The community “needs to exercise, dance. Many of them have kids,” Kowal said. “So we bring an authentic silent disco experience to their house. The DJs love it, it makes them feel valuable again, and the community loves it,” said Kowal. (When I listened to the Green Channel stream on Tuesday, a DJ named My Pet Monster was playing.)
Gates on the other hand, thinks that musicians will need to move beyond streaming to build a brand and earn enough to survive.
“The idea that everyone will turn to streaming and that everyone will survive on donations, is naïve,” said Gates. “I think the musicians who survive are going to be the ones who can give something to their fans. Not just here’s my tracks, but also like here’s my sample packs, here’s a special message to your friend, like Cameo,” said Gates.
Kowal, for one, is interested in giving to the community in ways other than playing music.
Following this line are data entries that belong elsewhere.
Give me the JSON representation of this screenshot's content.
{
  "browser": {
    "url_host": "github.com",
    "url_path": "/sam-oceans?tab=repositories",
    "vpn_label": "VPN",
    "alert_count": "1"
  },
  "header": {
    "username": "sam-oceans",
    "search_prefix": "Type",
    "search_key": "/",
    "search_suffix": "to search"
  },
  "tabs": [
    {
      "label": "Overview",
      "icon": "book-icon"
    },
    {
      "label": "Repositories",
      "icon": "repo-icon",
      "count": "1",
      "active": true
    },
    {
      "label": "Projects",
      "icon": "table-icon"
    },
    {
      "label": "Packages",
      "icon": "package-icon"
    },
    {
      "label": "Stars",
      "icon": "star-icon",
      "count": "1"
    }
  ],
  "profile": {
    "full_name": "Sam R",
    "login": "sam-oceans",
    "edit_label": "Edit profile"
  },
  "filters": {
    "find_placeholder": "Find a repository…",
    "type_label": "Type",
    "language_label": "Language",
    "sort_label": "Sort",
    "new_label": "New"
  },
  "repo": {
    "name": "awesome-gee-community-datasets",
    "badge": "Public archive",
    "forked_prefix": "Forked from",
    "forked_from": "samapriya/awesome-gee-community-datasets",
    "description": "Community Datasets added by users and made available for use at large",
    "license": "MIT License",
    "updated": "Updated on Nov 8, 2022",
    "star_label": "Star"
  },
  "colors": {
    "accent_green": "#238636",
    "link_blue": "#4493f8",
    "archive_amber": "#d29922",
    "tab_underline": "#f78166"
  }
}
HushConcerts has started a campaign called MusicForMasks, where they are 3D printing face shields to be distributed to Kaiser San Leandro Pediatrics and nurses in Chicago, according to Kowal. They are raising funds through a GoFundMe campaign, and have a goal to raise $10 thousand to produce face shields for the next six to eight weeks. As of writing this article, they have raised over $3000.
Despite a sharp drop in income, Kowal remains confident that he and HushConcerts will survive COVID-19. “How we’re going to make a living, I have no freaking clue, but we’ve always found a way,” said Kowal.
Here are some scenes from the MusicForMasks production workshop, utilizing 3D printers.